↵For example, and in particular, the reduced uptake of CO2 in the Southern Ocean (Raupach et al. 2007) and the potential impact of low level ozone on the uptake of CO2 in vegetation (Cranmer et al. 2001).
↵While the scenarios are at least as optimistic as those underpinning, for example, the 2005 Forest Resource Assessment (FAO 2005) and the 2006 Stern report, it could be argued they are broadly in keeping with the high profile deforestation gained during the 2007 United Nations Climate Change Conference in Bali.
↵DL per cent change value is the mean for the period between 2030 and 2050, and DH is the mean value for 2040–2060.
↵EPA values for global warming potential of the basket of six gases are slightly different from those used in IPCC. The difference, though noted here, does not significantly alter the analysis or results.
↵Comparing values outlined in Stern (2006, p. 233) with those in AB1 and AB2 for 2015. In addition, Stern envisages a global CO2e emissions increase of approximately 5 GtCO2e between 2000 and 2015 compared with provisional estimates for China alone of between 4.2 and 5.5 GtCO2e, extending up to 12.2 GtCO2e (T. Wang & J. Watson of the Sussex Energy Group (SEG) 2008, personal communication). If the lower SEG estimate for China is correct, Stern's analysis implicitly assumes that global emissions (excluding China) remain virtually unchanged between 2000 and 2015.
↵The 450 ppmv figure is from AR4 (IPCC 2007a), while the 550 and 650 ppmv figures are from Jones et al. (2006) and include carbon-cycle feedbacks (used in Stern's analysis). Although the Jones et al. figures are above the mid-estimates of the impact of feedbacks, there is growing evidence that some carbon-cycle feedbacks are occurring earlier than was thought would be the case, e.g. the reduced uptake of CO2 by the Southern Ocean (Raupach et al. 2007).
↵Meinshausen (2006) estimates the mid-range probability of exceeding 4°C at approximately 34 per cent for 600 ppmv and 40 per cent for 650 ppmv. Given this analysis has not factored in a range of other issues with likely net positive impacts, adapting for estimated impacts of at least 4°C appears wise.
↵At 650 ppmv the range of global decarbonization rate is 3–4 per cent per year (table 7, columns 1 and 4). As OECD nations represent approximately 50 per cent of global emissions, and assuming continued CO2 emission growth from non-OECD nations for the forthcoming two decades, the OECD nations will need to compensate with considerably higher rates of emission reductions.

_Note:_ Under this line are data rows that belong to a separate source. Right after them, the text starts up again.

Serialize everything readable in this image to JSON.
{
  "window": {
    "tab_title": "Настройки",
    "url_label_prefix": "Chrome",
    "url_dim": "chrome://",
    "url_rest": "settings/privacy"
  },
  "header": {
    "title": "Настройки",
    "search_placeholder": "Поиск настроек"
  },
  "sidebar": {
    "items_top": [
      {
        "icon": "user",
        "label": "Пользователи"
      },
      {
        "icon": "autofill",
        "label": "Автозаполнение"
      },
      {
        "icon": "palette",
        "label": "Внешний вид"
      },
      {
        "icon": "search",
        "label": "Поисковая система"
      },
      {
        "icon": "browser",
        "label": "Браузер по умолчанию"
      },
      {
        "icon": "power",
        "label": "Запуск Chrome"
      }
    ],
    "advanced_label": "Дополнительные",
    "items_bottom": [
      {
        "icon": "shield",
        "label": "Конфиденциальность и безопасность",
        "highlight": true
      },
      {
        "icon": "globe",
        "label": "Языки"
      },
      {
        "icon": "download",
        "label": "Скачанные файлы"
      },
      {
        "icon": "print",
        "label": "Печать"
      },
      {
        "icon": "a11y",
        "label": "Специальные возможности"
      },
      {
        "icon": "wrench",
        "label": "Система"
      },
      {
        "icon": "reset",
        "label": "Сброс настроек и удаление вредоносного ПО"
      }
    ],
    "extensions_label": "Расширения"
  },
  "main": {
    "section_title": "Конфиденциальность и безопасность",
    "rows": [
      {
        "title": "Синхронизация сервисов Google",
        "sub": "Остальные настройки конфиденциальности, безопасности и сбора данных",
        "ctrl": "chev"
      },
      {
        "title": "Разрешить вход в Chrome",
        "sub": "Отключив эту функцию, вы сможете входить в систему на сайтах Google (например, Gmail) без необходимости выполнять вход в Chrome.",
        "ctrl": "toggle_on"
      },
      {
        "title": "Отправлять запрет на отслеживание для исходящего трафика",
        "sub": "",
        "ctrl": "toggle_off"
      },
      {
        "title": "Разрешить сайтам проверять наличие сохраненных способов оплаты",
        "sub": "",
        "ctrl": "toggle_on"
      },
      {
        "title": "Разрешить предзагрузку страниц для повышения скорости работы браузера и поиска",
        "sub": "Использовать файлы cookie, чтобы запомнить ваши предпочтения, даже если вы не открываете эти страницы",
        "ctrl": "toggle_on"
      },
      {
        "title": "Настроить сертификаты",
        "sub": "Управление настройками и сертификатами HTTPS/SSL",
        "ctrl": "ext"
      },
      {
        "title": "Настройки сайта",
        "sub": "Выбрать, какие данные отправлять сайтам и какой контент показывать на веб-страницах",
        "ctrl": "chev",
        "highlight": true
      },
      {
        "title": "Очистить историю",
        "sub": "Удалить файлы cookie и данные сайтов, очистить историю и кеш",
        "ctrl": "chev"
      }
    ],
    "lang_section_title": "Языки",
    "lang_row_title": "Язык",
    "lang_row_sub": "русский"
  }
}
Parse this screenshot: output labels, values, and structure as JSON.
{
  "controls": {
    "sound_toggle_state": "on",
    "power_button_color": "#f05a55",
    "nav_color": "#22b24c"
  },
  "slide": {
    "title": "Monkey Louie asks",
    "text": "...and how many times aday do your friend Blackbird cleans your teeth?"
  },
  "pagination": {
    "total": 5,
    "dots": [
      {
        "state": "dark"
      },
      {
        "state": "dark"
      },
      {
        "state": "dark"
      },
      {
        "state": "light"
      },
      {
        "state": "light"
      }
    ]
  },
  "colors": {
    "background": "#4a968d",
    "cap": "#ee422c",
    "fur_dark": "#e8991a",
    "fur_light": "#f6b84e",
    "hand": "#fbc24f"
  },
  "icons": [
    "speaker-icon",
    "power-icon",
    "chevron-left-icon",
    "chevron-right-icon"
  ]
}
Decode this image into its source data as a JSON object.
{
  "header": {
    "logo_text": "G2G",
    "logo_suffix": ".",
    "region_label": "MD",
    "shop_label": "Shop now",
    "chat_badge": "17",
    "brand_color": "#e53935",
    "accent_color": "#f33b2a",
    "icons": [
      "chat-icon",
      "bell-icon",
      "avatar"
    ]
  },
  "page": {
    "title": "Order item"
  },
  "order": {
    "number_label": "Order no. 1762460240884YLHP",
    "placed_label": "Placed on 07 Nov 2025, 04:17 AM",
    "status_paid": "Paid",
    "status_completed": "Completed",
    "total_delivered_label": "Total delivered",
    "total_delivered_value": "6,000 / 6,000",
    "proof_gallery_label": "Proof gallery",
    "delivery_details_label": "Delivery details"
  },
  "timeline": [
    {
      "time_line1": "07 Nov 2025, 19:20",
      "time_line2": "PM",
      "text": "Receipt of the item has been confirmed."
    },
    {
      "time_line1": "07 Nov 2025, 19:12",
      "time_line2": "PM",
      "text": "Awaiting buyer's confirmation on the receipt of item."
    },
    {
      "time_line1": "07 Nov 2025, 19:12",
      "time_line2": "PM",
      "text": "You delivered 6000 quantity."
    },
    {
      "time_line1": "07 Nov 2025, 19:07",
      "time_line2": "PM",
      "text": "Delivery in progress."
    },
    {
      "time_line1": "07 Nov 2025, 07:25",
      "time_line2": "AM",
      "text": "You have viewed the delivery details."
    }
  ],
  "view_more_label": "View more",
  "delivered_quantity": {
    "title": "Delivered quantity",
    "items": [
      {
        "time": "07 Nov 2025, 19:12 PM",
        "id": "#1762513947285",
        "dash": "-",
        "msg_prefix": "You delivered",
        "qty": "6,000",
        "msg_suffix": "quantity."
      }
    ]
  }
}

↵This is not assumed desirable or otherwise, but is a conclusion of (i) the quantitative analysis developed within the paper, (ii) the premise that stabilization in excess of 600–650 ppmv CO2e should be avoided and (iii) Stern's assertion that annual reductions of greater than 1 per cent have ‘been associated only with economic recession or upheaval’ (Stern 2006, p. 231).
- © 2008 The Royal Society